But Ziwe also expands beyond the Baited formula with both pre-recorded comedic sketches and music videos, the latter of which the comedian performs herself. Each episode hones in on a topic like white women or wealth hoarding, addressed in each interview through a combination of awkward questions and deliciously wicked games. (Come for the episode in which Ziwe challenges her friends Bowen Yang and Patti Harrison to determine who among them is the richest, and stay for the one where she tricks Real Housewife Eboni K. Williams into choosing the most beautiful of two sets of facial features, one of which is her own.)
Any late-night show launching in 2021 faces an uphill battle. The mid-2010s cluttered the landscape, as every cable network and streamer suddenly seemed bent on launching their own franchise to compete with the long-running giants, and every year the audience grows more segmented than ever.

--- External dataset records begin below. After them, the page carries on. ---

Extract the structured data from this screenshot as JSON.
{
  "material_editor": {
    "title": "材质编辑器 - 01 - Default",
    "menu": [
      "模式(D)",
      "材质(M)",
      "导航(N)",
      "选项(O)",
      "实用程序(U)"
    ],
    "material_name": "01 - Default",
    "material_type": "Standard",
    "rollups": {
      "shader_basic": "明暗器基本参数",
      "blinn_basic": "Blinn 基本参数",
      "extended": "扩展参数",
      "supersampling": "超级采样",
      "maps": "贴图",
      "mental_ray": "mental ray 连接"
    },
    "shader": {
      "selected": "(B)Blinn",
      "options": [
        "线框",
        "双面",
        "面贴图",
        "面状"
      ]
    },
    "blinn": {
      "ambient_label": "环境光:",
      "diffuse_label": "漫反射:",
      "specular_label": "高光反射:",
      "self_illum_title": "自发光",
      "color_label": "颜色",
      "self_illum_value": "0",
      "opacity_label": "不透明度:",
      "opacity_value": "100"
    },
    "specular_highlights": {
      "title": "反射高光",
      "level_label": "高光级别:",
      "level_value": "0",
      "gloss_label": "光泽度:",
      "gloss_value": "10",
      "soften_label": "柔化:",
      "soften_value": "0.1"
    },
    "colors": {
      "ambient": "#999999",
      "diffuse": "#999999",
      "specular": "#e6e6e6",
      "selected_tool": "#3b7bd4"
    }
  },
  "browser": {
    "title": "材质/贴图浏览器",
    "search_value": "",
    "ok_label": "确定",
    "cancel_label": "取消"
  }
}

Many new series struggle to establish a cohesive, appealing brand before the impatient network axe falls. This shouldn’t be an issue for Ziwe, which molds every aspect of its production around its namesake—who, like her Showtime contemporaries and former bosses Desus and Mero, comes to the table with a strong brand identity and, presumably, a sizable built-in audience of the extremely online. The question instead will likely be whether Ziwe will allow Ziwe to fully capitalize on her viral moment and expand it into something more.

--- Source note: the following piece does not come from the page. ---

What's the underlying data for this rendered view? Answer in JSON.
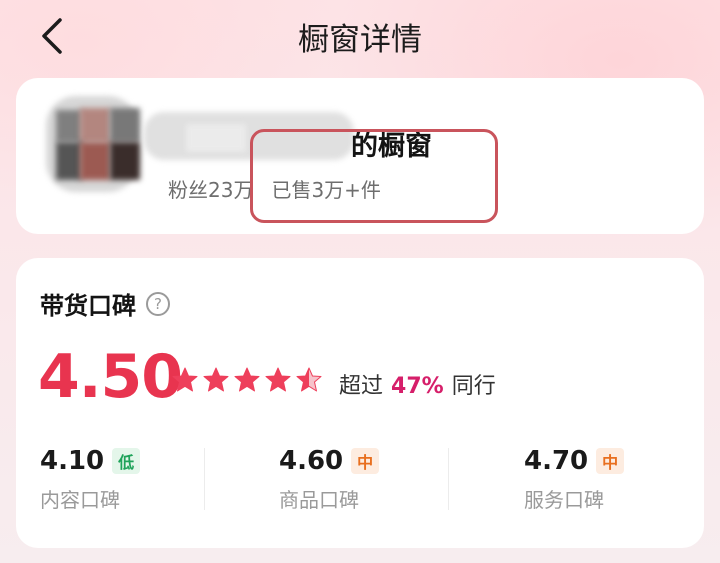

Almost everything on the set of Ziwe is some shade of pink. Baby blue accents and an Art Deco flair give the space a vibe that reads like something between a Polly Pocket play set and Barb and Star Go to Vista del Mar. Serious tomes including autobiographies from Malcolm X and Assata Shakur nestle in stacks with those by Real Housewife Bethenny Frankel and WWE stars Brie and Nikki Bella, and there are also statues of giant books on the floor. And our host reliably arrives dressed to kill in thigh-high platform boots, luscious, hot pink fur coats, and tweed sets straight from Elle Woods’ closet. Each production choice seems to emerge straight from the confident, mischievous, and unabashedly self-promotional character Ziwe has created—reminding viewers at every turn why this series is nothing like those of the late-night Jimmies and Johns.
Ziwe interned for Stephen Colbert, and one can see traces of The Colbert Report’s approach here. Like the blowhard pundit “Stephen Colbert,” Ziwe’s “Ziwe” is a satirical tool whose identity largely defines the show. (Compare that to, say, The Tonight Show or The Daily Show, institutions that maintain their own identity apart from whoever happens to host.) While Colbert used his character to skewer the right-wing media during the Bush era, Ziwe’s target feels more systemic and, therefore, diffuse.

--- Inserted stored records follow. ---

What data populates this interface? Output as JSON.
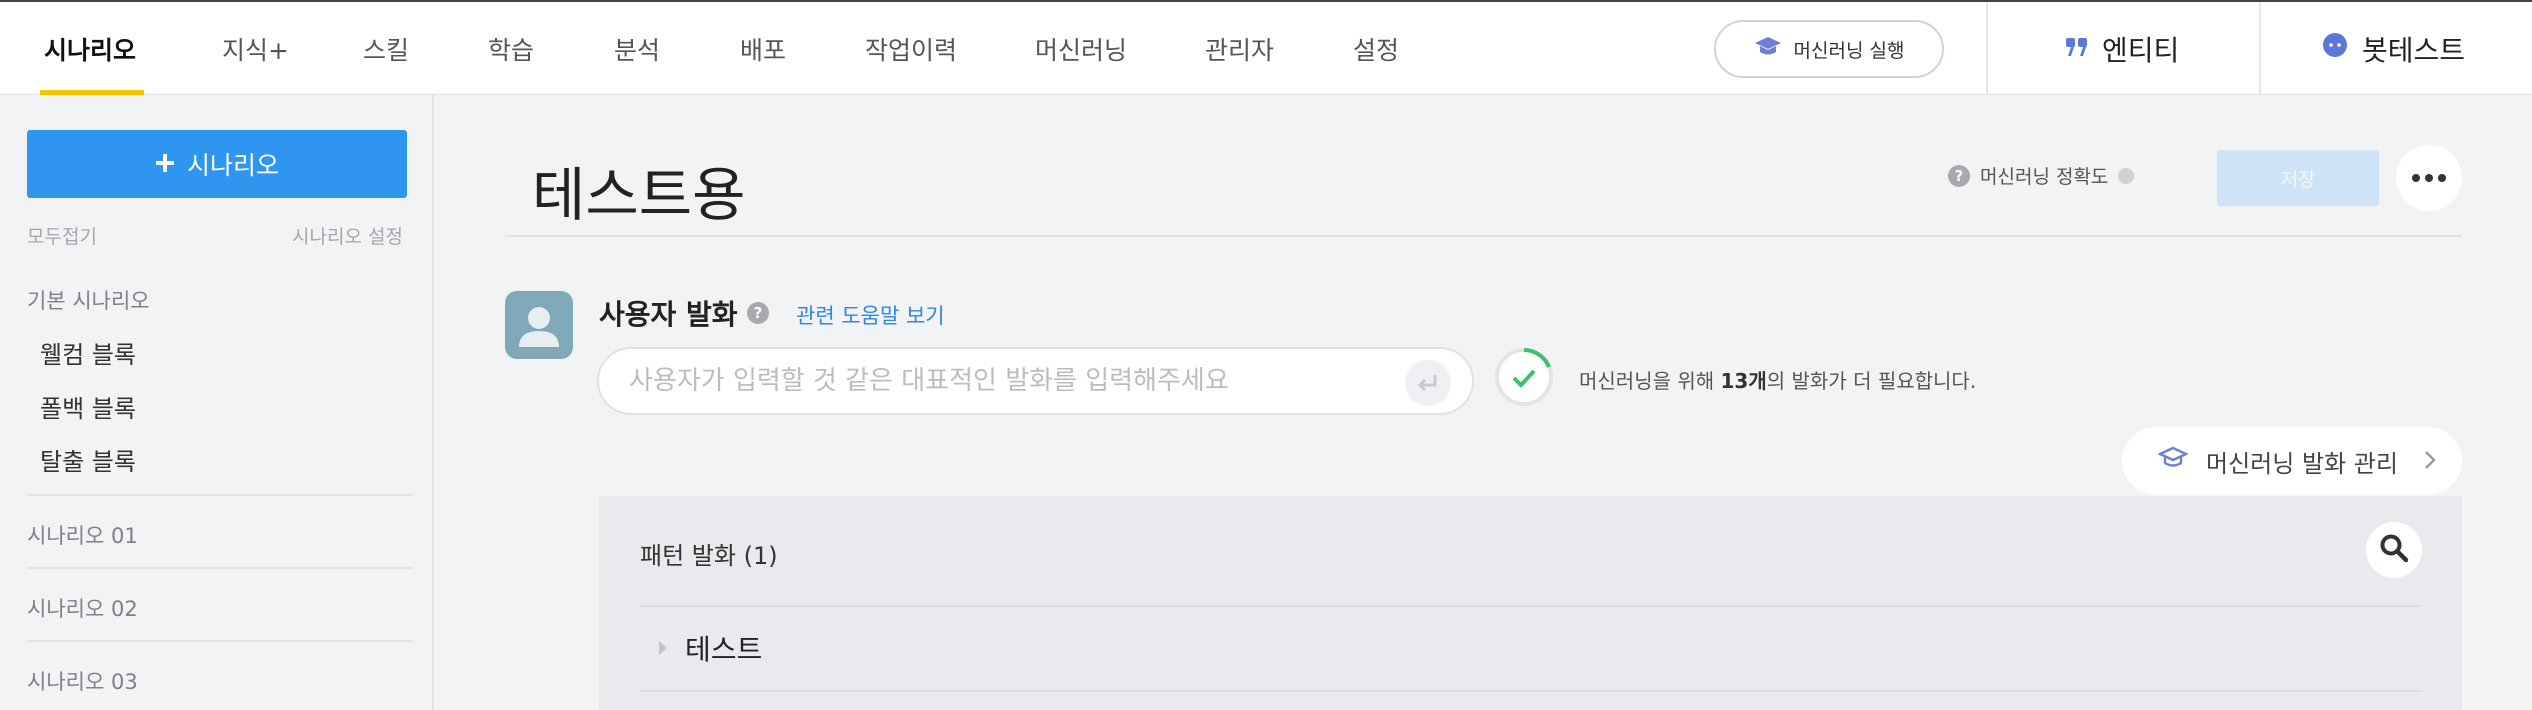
{
  "nav": {
    "tabs": [
      {
        "label": "시나리오",
        "active": true
      },
      {
        "label": "지식+"
      },
      {
        "label": "스킬"
      },
      {
        "label": "학습"
      },
      {
        "label": "분석"
      },
      {
        "label": "배포"
      },
      {
        "label": "작업이력"
      },
      {
        "label": "머신러닝"
      },
      {
        "label": "관리자"
      },
      {
        "label": "설정"
      }
    ],
    "ml_run_label": "머신러닝 실행",
    "entity_label": "엔티티",
    "bottest_label": "봇테스트"
  },
  "sidebar": {
    "add_label": "시나리오",
    "collapse_all": "모두접기",
    "scenario_settings": "시나리오 설정",
    "basic_group": "기본 시나리오",
    "items": [
      {
        "label": "웰컴 블록"
      },
      {
        "label": "폴백 블록"
      },
      {
        "label": "탈출 블록"
      }
    ],
    "scenarios": [
      {
        "label": "시나리오 01"
      },
      {
        "label": "시나리오 02"
      },
      {
        "label": "시나리오 03"
      }
    ]
  },
  "main": {
    "title": "테스트용",
    "accuracy_label": "머신러닝 정확도",
    "save_label": "저장",
    "utterance_label": "사용자 발화",
    "help_link": "관련 도움말 보기",
    "input_placeholder": "사용자가 입력할 것 같은 대표적인 발화를 입력해주세요",
    "ml_need_prefix": "머신러닝을 위해 ",
    "ml_need_count": "13개",
    "ml_need_suffix": "의 발화가 더 필요합니다.",
    "ml_manage_label": "머신러닝 발화 관리",
    "pattern_title": "패턴 발화 (1)",
    "pattern_items": [
      {
        "label": "테스트"
      }
    ]
  },
  "colors": {
    "accent_blue": "#2f96f0",
    "active_underline": "#f5c400",
    "check_green": "#3cc06a",
    "link_blue": "#2f86e0"
  },
  "icons": [
    "graduation-cap-icon",
    "quote-icon",
    "chat-bubble-icon",
    "plus-icon",
    "question-icon",
    "more-icon",
    "user-avatar-icon",
    "enter-icon",
    "check-icon",
    "chevron-right-icon",
    "search-icon"
  ]
}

But at every level, this series belongs entirely to its creator. If the aesthetic and approach don’t make that clear, you can tell by the opening credits—which list Ziwe as the creator, executive producer, musical performer, and consultant (on behalf of herself).
As with any new series, Ziwe has its uneven spots. Some of the musical performances can drag for just a moment too long, and some of the sketches can feel redundant. But overall, these premiere episodes are a formidable start that seem to indicate Ziwe and her show have real staying power. Comedic interviewing has long been Ziwe’s specialty, and her conversations with guests including Lebowitz, comedians Bowen Yang and Patti Harrison, and Real Housewife Eboni K. Williams are a consistent delight. Each unfolds with a distinct tone—Lebowitz’s feels a bit more like an artful troll; Yang and Harrison are a little more in on the joke; Williams is just having a great time—that imparts a refreshing unpredictability.
Going forward, Ziwe’s challenge will be to establish an identity and mission beyond its namesake: What subjects is this series interested in tackling, why is it interested in those subjects, and what makes the show’s approach to them unique? But with this confident debut it’s already, to borrow one of its creator’s favorite phrases, off to a truly iconic start.